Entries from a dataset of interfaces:
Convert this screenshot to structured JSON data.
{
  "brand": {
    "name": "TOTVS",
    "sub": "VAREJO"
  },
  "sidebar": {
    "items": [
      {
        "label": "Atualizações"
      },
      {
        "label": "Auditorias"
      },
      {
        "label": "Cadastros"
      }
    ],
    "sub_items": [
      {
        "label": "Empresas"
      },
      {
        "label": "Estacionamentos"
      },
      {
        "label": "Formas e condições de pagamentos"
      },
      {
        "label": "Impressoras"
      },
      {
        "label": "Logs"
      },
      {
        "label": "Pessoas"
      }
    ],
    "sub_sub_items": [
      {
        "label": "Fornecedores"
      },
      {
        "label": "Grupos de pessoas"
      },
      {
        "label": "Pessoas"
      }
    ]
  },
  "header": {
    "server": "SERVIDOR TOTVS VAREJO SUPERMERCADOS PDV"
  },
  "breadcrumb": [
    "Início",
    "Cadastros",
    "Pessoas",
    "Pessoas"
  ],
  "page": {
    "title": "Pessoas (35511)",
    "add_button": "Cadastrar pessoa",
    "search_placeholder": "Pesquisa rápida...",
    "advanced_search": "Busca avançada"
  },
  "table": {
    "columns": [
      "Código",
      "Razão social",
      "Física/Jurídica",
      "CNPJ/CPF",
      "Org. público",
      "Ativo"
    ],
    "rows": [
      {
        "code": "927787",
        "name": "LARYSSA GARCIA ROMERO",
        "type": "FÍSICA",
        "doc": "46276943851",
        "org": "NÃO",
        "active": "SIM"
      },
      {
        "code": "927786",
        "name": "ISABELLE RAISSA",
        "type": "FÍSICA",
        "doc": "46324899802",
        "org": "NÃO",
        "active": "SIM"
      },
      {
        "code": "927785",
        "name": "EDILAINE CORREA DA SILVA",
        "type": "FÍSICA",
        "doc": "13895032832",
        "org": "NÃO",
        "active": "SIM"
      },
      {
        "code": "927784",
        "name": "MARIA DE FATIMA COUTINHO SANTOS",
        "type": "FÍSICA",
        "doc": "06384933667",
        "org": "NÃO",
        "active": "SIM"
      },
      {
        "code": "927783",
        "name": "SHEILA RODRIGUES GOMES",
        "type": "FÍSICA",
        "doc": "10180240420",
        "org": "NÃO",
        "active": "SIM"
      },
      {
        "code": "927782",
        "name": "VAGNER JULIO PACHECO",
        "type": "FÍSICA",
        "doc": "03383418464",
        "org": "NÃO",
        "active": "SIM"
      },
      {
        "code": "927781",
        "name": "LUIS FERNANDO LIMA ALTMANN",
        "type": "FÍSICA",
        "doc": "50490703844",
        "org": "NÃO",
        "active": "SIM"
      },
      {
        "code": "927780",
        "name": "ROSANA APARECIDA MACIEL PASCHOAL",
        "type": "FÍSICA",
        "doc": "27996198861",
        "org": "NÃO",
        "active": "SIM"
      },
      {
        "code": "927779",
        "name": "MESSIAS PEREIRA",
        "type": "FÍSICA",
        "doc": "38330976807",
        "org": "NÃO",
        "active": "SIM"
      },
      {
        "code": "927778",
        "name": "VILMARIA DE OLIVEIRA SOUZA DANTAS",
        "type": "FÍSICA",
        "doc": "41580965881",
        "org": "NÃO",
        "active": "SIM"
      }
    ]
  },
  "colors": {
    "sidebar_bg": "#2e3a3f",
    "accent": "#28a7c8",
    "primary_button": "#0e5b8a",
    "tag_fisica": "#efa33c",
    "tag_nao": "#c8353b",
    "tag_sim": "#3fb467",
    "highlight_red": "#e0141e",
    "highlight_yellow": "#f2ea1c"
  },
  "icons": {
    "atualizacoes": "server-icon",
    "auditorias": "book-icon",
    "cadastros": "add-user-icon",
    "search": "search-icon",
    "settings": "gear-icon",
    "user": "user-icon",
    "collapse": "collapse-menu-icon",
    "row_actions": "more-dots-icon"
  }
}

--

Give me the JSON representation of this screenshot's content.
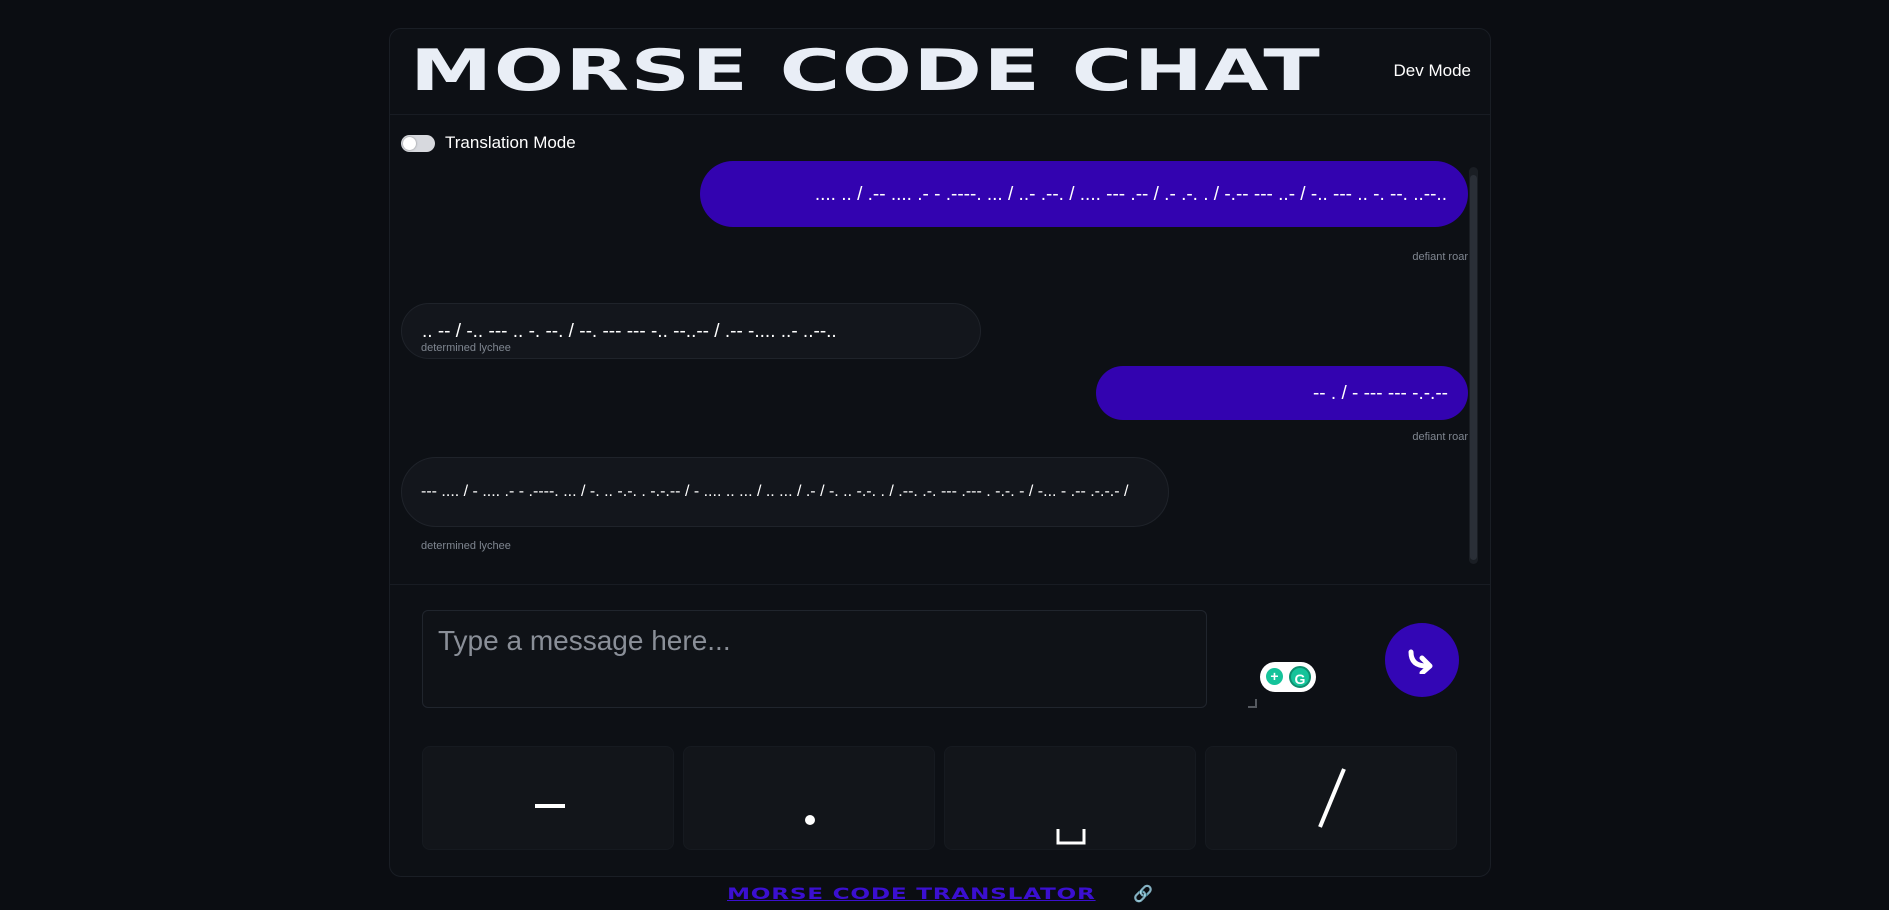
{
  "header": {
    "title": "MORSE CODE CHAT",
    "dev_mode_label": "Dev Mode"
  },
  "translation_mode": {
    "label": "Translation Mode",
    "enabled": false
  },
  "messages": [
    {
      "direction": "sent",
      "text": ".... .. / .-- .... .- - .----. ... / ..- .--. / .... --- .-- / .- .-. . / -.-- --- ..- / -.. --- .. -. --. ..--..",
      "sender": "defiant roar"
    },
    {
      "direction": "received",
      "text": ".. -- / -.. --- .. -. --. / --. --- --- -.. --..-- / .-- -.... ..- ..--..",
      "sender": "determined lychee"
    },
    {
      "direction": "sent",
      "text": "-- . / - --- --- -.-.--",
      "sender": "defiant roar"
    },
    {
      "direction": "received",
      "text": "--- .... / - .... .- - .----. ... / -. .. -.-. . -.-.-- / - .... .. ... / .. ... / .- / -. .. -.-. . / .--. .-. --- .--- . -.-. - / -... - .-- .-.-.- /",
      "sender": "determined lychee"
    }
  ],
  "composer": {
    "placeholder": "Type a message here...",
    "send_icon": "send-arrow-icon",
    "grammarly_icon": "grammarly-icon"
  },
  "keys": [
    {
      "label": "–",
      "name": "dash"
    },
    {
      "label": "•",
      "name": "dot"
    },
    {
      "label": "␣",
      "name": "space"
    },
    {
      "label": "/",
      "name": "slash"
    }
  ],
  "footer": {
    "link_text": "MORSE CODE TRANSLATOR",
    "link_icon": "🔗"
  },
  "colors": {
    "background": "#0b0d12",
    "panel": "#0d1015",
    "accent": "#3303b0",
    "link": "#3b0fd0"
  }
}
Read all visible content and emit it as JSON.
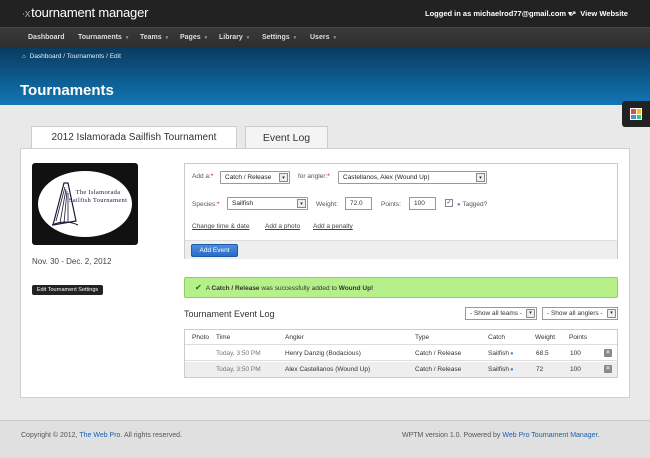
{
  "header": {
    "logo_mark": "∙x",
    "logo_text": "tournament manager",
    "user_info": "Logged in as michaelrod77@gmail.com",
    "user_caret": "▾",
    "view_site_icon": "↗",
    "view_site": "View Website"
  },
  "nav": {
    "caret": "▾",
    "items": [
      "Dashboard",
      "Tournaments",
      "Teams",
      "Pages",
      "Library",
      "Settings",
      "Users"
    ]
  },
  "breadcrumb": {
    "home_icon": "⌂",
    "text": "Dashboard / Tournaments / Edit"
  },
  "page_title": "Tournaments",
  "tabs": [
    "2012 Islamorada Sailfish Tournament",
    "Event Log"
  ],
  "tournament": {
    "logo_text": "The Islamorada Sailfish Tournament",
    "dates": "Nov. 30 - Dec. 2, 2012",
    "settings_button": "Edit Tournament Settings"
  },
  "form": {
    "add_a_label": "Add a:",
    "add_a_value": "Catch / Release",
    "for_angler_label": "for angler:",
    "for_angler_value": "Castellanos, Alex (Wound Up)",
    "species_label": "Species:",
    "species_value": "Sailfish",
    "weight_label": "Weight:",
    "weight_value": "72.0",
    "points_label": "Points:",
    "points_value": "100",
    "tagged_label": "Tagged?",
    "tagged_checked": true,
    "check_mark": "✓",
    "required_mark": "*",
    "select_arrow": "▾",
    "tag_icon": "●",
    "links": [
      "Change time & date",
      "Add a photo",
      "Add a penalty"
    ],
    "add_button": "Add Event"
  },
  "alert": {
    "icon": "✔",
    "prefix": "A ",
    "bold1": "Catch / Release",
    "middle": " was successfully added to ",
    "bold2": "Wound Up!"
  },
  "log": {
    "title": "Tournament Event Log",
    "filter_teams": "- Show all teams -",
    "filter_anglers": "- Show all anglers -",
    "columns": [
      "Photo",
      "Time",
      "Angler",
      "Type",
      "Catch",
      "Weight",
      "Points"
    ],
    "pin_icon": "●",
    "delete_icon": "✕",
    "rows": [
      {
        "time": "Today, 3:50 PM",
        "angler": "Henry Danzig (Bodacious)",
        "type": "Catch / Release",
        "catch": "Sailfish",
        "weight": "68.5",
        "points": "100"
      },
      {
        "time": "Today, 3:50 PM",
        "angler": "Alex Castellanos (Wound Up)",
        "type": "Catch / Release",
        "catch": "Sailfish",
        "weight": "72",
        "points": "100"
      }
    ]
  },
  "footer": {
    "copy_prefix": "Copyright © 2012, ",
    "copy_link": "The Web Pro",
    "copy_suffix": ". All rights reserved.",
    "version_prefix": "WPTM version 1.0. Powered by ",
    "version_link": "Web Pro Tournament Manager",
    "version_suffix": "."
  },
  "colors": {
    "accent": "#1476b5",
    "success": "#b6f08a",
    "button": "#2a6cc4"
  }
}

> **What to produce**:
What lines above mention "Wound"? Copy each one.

> **Response**:
    "for_angler_value": "Castellanos, Alex (Wound Up)",
    "bold2": "Wound Up!"
        "angler": "Alex Castellanos (Wound Up)",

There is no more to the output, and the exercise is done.